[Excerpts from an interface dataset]
++++

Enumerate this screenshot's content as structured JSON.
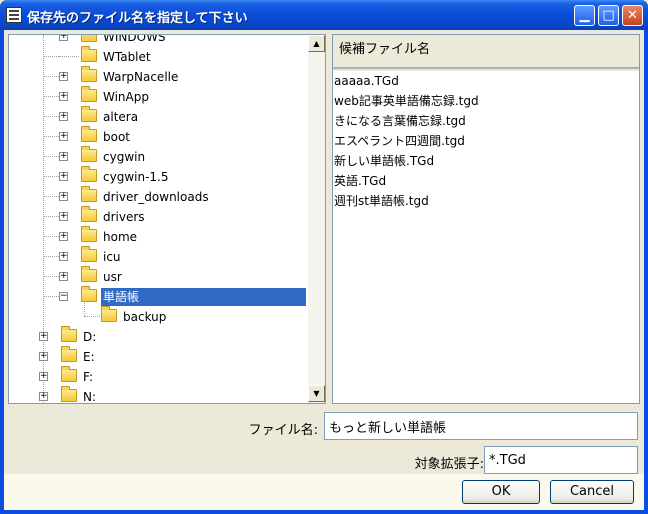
{
  "window": {
    "title": "保存先のファイル名を指定して下さい",
    "controls": {
      "minimize": "▁",
      "maximize": "□",
      "close": "✕"
    }
  },
  "tree": {
    "top_partial": "WINDOWS",
    "items": [
      {
        "label": "WTablet",
        "expandable": false
      },
      {
        "label": "WarpNacelle",
        "expandable": true
      },
      {
        "label": "WinApp",
        "expandable": true
      },
      {
        "label": "altera",
        "expandable": true
      },
      {
        "label": "boot",
        "expandable": true
      },
      {
        "label": "cygwin",
        "expandable": true
      },
      {
        "label": "cygwin-1.5",
        "expandable": true
      },
      {
        "label": "driver_downloads",
        "expandable": true
      },
      {
        "label": "drivers",
        "expandable": true
      },
      {
        "label": "home",
        "expandable": true
      },
      {
        "label": "icu",
        "expandable": true
      },
      {
        "label": "usr",
        "expandable": true
      },
      {
        "label": "単語帳",
        "expandable": true,
        "selected": true,
        "expanded": true
      }
    ],
    "subitems": [
      {
        "label": "backup"
      }
    ],
    "drives": [
      {
        "label": "D:"
      },
      {
        "label": "E:"
      },
      {
        "label": "F:"
      },
      {
        "label": "N:"
      }
    ]
  },
  "candidates": {
    "header": "候補ファイル名",
    "items": [
      "aaaaa.TGd",
      "web記事英単語備忘録.tgd",
      "きになる言葉備忘録.tgd",
      "エスペラント四週間.tgd",
      "新しい単語帳.TGd",
      "英語.TGd",
      "週刊st単語帳.tgd"
    ]
  },
  "form": {
    "filename_label": "ファイル名:",
    "filename_value": "もっと新しい単語帳",
    "ext_label": "対象拡張子:",
    "ext_value": "*.TGd"
  },
  "buttons": {
    "ok": "OK",
    "cancel": "Cancel"
  },
  "colors": {
    "title_bar": "#0a4cd8",
    "selection": "#316ac5",
    "dialog_bg": "#ece9d8"
  }
}
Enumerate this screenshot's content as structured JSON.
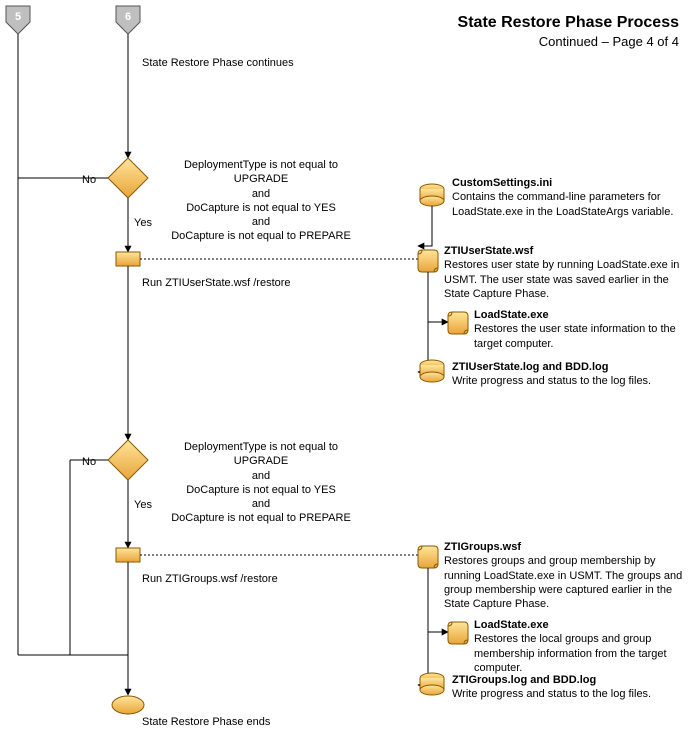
{
  "title": "State Restore Phase Process",
  "subtitle": "Continued – Page 4 of 4",
  "connector5": "5",
  "connector6": "6",
  "start_label": "State Restore Phase continues",
  "decision1": {
    "line1": "DeploymentType is not equal to UPGRADE",
    "line2": "and",
    "line3": "DoCapture is not equal to YES",
    "line4": "and",
    "line5": "DoCapture is not equal to PREPARE",
    "no": "No",
    "yes": "Yes"
  },
  "process1": "Run ZTIUserState.wsf /restore",
  "decision2": {
    "line1": "DeploymentType is not equal to UPGRADE",
    "line2": "and",
    "line3": "DoCapture is not equal to YES",
    "line4": "and",
    "line5": "DoCapture is not equal to PREPARE",
    "no": "No",
    "yes": "Yes"
  },
  "process2": "Run ZTIGroups.wsf /restore",
  "end_label": "State Restore Phase ends",
  "refs": {
    "custom": {
      "title": "CustomSettings.ini",
      "desc": "Contains the command-line parameters for LoadState.exe in the LoadStateArgs variable."
    },
    "ztiuser": {
      "title": "ZTIUserState.wsf",
      "desc": "Restores user state by running LoadState.exe in USMT. The user state was saved earlier in the State Capture Phase."
    },
    "loadstate1": {
      "title": "LoadState.exe",
      "desc": "Restores the user state information to the target computer."
    },
    "ztiuserlog": {
      "title": "ZTIUserState.log and BDD.log",
      "desc": "Write progress and status to the log files."
    },
    "ztigroups": {
      "title": "ZTIGroups.wsf",
      "desc": "Restores groups and group membership by running LoadState.exe in USMT. The groups and group membership were captured earlier in the State Capture Phase."
    },
    "loadstate2": {
      "title": "LoadState.exe",
      "desc": "Restores the local groups and group membership information from the target computer."
    },
    "ztigroupslog": {
      "title": "ZTIGroups.log and BDD.log",
      "desc": "Write progress and status to the log files."
    }
  },
  "chart_data": {
    "type": "flowchart",
    "title": "State Restore Phase Process (Page 4 of 4)",
    "nodes": [
      {
        "id": "c5",
        "type": "offpage-connector",
        "label": "5"
      },
      {
        "id": "c6",
        "type": "offpage-connector",
        "label": "6"
      },
      {
        "id": "start",
        "type": "label",
        "text": "State Restore Phase continues"
      },
      {
        "id": "d1",
        "type": "decision",
        "text": "DeploymentType is not equal to UPGRADE and DoCapture is not equal to YES and DoCapture is not equal to PREPARE"
      },
      {
        "id": "p1",
        "type": "process",
        "text": "Run ZTIUserState.wsf /restore"
      },
      {
        "id": "d2",
        "type": "decision",
        "text": "DeploymentType is not equal to UPGRADE and DoCapture is not equal to YES and DoCapture is not equal to PREPARE"
      },
      {
        "id": "p2",
        "type": "process",
        "text": "Run ZTIGroups.wsf /restore"
      },
      {
        "id": "end",
        "type": "terminator",
        "text": "State Restore Phase ends"
      },
      {
        "id": "r_custom",
        "type": "datastore",
        "text": "CustomSettings.ini — Contains the command-line parameters for LoadState.exe in the LoadStateArgs variable."
      },
      {
        "id": "r_ztiuser",
        "type": "script",
        "text": "ZTIUserState.wsf — Restores user state by running LoadState.exe in USMT. The user state was saved earlier in the State Capture Phase."
      },
      {
        "id": "r_loadstate1",
        "type": "script",
        "text": "LoadState.exe — Restores the user state information to the target computer."
      },
      {
        "id": "r_ztiuserlog",
        "type": "datastore",
        "text": "ZTIUserState.log and BDD.log — Write progress and status to the log files."
      },
      {
        "id": "r_ztigroups",
        "type": "script",
        "text": "ZTIGroups.wsf — Restores groups and group membership by running LoadState.exe in USMT. The groups and group membership were captured earlier in the State Capture Phase."
      },
      {
        "id": "r_loadstate2",
        "type": "script",
        "text": "LoadState.exe — Restores the local groups and group membership information from the target computer."
      },
      {
        "id": "r_ztigroupslog",
        "type": "datastore",
        "text": "ZTIGroups.log and BDD.log — Write progress and status to the log files."
      }
    ],
    "edges": [
      {
        "from": "c6",
        "to": "d1"
      },
      {
        "from": "d1",
        "to": "p1",
        "label": "Yes"
      },
      {
        "from": "d1",
        "to": "end",
        "label": "No",
        "via": "c5-lane"
      },
      {
        "from": "p1",
        "to": "d2"
      },
      {
        "from": "d2",
        "to": "p2",
        "label": "Yes"
      },
      {
        "from": "d2",
        "to": "end",
        "label": "No",
        "via": "left-lane"
      },
      {
        "from": "p2",
        "to": "end"
      },
      {
        "from": "c5",
        "to": "end"
      },
      {
        "from": "p1",
        "to": "r_ztiuser",
        "style": "dotted"
      },
      {
        "from": "r_custom",
        "to": "r_ztiuser"
      },
      {
        "from": "r_ztiuser",
        "to": "r_loadstate1"
      },
      {
        "from": "r_ztiuser",
        "to": "r_ztiuserlog"
      },
      {
        "from": "p2",
        "to": "r_ztigroups",
        "style": "dotted"
      },
      {
        "from": "r_ztigroups",
        "to": "r_loadstate2"
      },
      {
        "from": "r_ztigroups",
        "to": "r_ztigroupslog"
      }
    ]
  }
}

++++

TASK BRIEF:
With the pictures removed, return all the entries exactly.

SOLUTION TO THE PROBLEM:
Enumerate this screenshot's content as structured JSON.
{
  "window": {
    "title": "保存先のファイル名を指定して下さい",
    "controls": {
      "minimize": "▁",
      "maximize": "□",
      "close": "✕"
    }
  },
  "tree": {
    "top_partial": "WINDOWS",
    "items": [
      {
        "label": "WTablet",
        "expandable": false
      },
      {
        "label": "WarpNacelle",
        "expandable": true
      },
      {
        "label": "WinApp",
        "expandable": true
      },
      {
        "label": "altera",
        "expandable": true
      },
      {
        "label": "boot",
        "expandable": true
      },
      {
        "label": "cygwin",
        "expandable": true
      },
      {
        "label": "cygwin-1.5",
        "expandable": true
      },
      {
        "label": "driver_downloads",
        "expandable": true
      },
      {
        "label": "drivers",
        "expandable": true
      },
      {
        "label": "home",
        "expandable": true
      },
      {
        "label": "icu",
        "expandable": true
      },
      {
        "label": "usr",
        "expandable": true
      },
      {
        "label": "単語帳",
        "expandable": true,
        "selected": true,
        "expanded": true
      }
    ],
    "subitems": [
      {
        "label": "backup"
      }
    ],
    "drives": [
      {
        "label": "D:"
      },
      {
        "label": "E:"
      },
      {
        "label": "F:"
      },
      {
        "label": "N:"
      }
    ]
  },
  "candidates": {
    "header": "候補ファイル名",
    "items": [
      "aaaaa.TGd",
      "web記事英単語備忘録.tgd",
      "きになる言葉備忘録.tgd",
      "エスペラント四週間.tgd",
      "新しい単語帳.TGd",
      "英語.TGd",
      "週刊st単語帳.tgd"
    ]
  },
  "form": {
    "filename_label": "ファイル名:",
    "filename_value": "もっと新しい単語帳",
    "ext_label": "対象拡張子:",
    "ext_value": "*.TGd"
  },
  "buttons": {
    "ok": "OK",
    "cancel": "Cancel"
  },
  "colors": {
    "title_bar": "#0a4cd8",
    "selection": "#316ac5",
    "dialog_bg": "#ece9d8"
  }
}
Enumerate this screenshot's content as structured JSON.
{
  "title": "State Restore Phase Process",
  "subtitle": "Continued – Page 4 of 4",
  "connector5": "5",
  "connector6": "6",
  "start_label": "State Restore Phase continues",
  "decision1": {
    "line1": "DeploymentType is not equal to UPGRADE",
    "line2": "and",
    "line3": "DoCapture is not equal to YES",
    "line4": "and",
    "line5": "DoCapture is not equal to PREPARE",
    "no": "No",
    "yes": "Yes"
  },
  "process1": "Run ZTIUserState.wsf /restore",
  "decision2": {
    "line1": "DeploymentType is not equal to UPGRADE",
    "line2": "and",
    "line3": "DoCapture is not equal to YES",
    "line4": "and",
    "line5": "DoCapture is not equal to PREPARE",
    "no": "No",
    "yes": "Yes"
  },
  "process2": "Run ZTIGroups.wsf /restore",
  "end_label": "State Restore Phase ends",
  "refs": {
    "custom": {
      "title": "CustomSettings.ini",
      "desc": "Contains the command-line parameters for LoadState.exe in the LoadStateArgs variable."
    },
    "ztiuser": {
      "title": "ZTIUserState.wsf",
      "desc": "Restores user state by running LoadState.exe in USMT. The user state was saved earlier in the State Capture Phase."
    },
    "loadstate1": {
      "title": "LoadState.exe",
      "desc": "Restores the user state information to the target computer."
    },
    "ztiuserlog": {
      "title": "ZTIUserState.log and BDD.log",
      "desc": "Write progress and status to the log files."
    },
    "ztigroups": {
      "title": "ZTIGroups.wsf",
      "desc": "Restores groups and group membership by running LoadState.exe in USMT. The groups and group membership were captured earlier in the State Capture Phase."
    },
    "loadstate2": {
      "title": "LoadState.exe",
      "desc": "Restores the local groups and group membership information from the target computer."
    },
    "ztigroupslog": {
      "title": "ZTIGroups.log and BDD.log",
      "desc": "Write progress and status to the log files."
    }
  },
  "chart_data": {
    "type": "flowchart",
    "title": "State Restore Phase Process (Page 4 of 4)",
    "nodes": [
      {
        "id": "c5",
        "type": "offpage-connector",
        "label": "5"
      },
      {
        "id": "c6",
        "type": "offpage-connector",
        "label": "6"
      },
      {
        "id": "start",
        "type": "label",
        "text": "State Restore Phase continues"
      },
      {
        "id": "d1",
        "type": "decision",
        "text": "DeploymentType is not equal to UPGRADE and DoCapture is not equal to YES and DoCapture is not equal to PREPARE"
      },
      {
        "id": "p1",
        "type": "process",
        "text": "Run ZTIUserState.wsf /restore"
      },
      {
        "id": "d2",
        "type": "decision",
        "text": "DeploymentType is not equal to UPGRADE and DoCapture is not equal to YES and DoCapture is not equal to PREPARE"
      },
      {
        "id": "p2",
        "type": "process",
        "text": "Run ZTIGroups.wsf /restore"
      },
      {
        "id": "end",
        "type": "terminator",
        "text": "State Restore Phase ends"
      },
      {
        "id": "r_custom",
        "type": "datastore",
        "text": "CustomSettings.ini — Contains the command-line parameters for LoadState.exe in the LoadStateArgs variable."
      },
      {
        "id": "r_ztiuser",
        "type": "script",
        "text": "ZTIUserState.wsf — Restores user state by running LoadState.exe in USMT. The user state was saved earlier in the State Capture Phase."
      },
      {
        "id": "r_loadstate1",
        "type": "script",
        "text": "LoadState.exe — Restores the user state information to the target computer."
      },
      {
        "id": "r_ztiuserlog",
        "type": "datastore",
        "text": "ZTIUserState.log and BDD.log — Write progress and status to the log files."
      },
      {
        "id": "r_ztigroups",
        "type": "script",
        "text": "ZTIGroups.wsf — Restores groups and group membership by running LoadState.exe in USMT. The groups and group membership were captured earlier in the State Capture Phase."
      },
      {
        "id": "r_loadstate2",
        "type": "script",
        "text": "LoadState.exe — Restores the local groups and group membership information from the target computer."
      },
      {
        "id": "r_ztigroupslog",
        "type": "datastore",
        "text": "ZTIGroups.log and BDD.log — Write progress and status to the log files."
      }
    ],
    "edges": [
      {
        "from": "c6",
        "to": "d1"
      },
      {
        "from": "d1",
        "to": "p1",
        "label": "Yes"
      },
      {
        "from": "d1",
        "to": "end",
        "label": "No",
        "via": "c5-lane"
      },
      {
        "from": "p1",
        "to": "d2"
      },
      {
        "from": "d2",
        "to": "p2",
        "label": "Yes"
      },
      {
        "from": "d2",
        "to": "end",
        "label": "No",
        "via": "left-lane"
      },
      {
        "from": "p2",
        "to": "end"
      },
      {
        "from": "c5",
        "to": "end"
      },
      {
        "from": "p1",
        "to": "r_ztiuser",
        "style": "dotted"
      },
      {
        "from": "r_custom",
        "to": "r_ztiuser"
      },
      {
        "from": "r_ztiuser",
        "to": "r_loadstate1"
      },
      {
        "from": "r_ztiuser",
        "to": "r_ztiuserlog"
      },
      {
        "from": "p2",
        "to": "r_ztigroups",
        "style": "dotted"
      },
      {
        "from": "r_ztigroups",
        "to": "r_loadstate2"
      },
      {
        "from": "r_ztigroups",
        "to": "r_ztigroupslog"
      }
    ]
  }
}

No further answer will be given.